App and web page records
========================================
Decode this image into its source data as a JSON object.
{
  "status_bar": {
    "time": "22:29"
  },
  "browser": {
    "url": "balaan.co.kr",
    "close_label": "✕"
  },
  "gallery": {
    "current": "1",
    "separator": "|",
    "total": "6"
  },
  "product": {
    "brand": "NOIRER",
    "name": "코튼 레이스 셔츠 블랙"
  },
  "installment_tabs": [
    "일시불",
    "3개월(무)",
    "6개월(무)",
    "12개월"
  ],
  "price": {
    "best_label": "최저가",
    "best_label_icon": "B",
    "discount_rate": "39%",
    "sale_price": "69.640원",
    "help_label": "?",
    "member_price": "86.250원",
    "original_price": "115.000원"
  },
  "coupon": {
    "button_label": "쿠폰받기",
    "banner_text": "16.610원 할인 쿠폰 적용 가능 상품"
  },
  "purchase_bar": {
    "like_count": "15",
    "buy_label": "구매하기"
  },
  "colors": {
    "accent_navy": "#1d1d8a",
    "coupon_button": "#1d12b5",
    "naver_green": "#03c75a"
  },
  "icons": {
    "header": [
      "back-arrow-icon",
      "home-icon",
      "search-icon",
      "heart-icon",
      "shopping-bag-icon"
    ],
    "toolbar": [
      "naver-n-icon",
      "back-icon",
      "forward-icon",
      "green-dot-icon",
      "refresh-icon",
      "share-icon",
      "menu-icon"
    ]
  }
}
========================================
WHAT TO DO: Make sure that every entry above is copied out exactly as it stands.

FINISHED EXERCISE:
Decode this image into its source data as a JSON object.
{
  "status_bar": {
    "time": "22:29"
  },
  "browser": {
    "url": "balaan.co.kr",
    "close_label": "✕"
  },
  "gallery": {
    "current": "1",
    "separator": "|",
    "total": "6"
  },
  "product": {
    "brand": "NOIRER",
    "name": "코튼 레이스 셔츠 블랙"
  },
  "installment_tabs": [
    "일시불",
    "3개월(무)",
    "6개월(무)",
    "12개월"
  ],
  "price": {
    "best_label": "최저가",
    "best_label_icon": "B",
    "discount_rate": "39%",
    "sale_price": "69.640원",
    "help_label": "?",
    "member_price": "86.250원",
    "original_price": "115.000원"
  },
  "coupon": {
    "button_label": "쿠폰받기",
    "banner_text": "16.610원 할인 쿠폰 적용 가능 상품"
  },
  "purchase_bar": {
    "like_count": "15",
    "buy_label": "구매하기"
  },
  "colors": {
    "accent_navy": "#1d1d8a",
    "coupon_button": "#1d12b5",
    "naver_green": "#03c75a"
  },
  "icons": {
    "header": [
      "back-arrow-icon",
      "home-icon",
      "search-icon",
      "heart-icon",
      "shopping-bag-icon"
    ],
    "toolbar": [
      "naver-n-icon",
      "back-icon",
      "forward-icon",
      "green-dot-icon",
      "refresh-icon",
      "share-icon",
      "menu-icon"
    ]
  }
}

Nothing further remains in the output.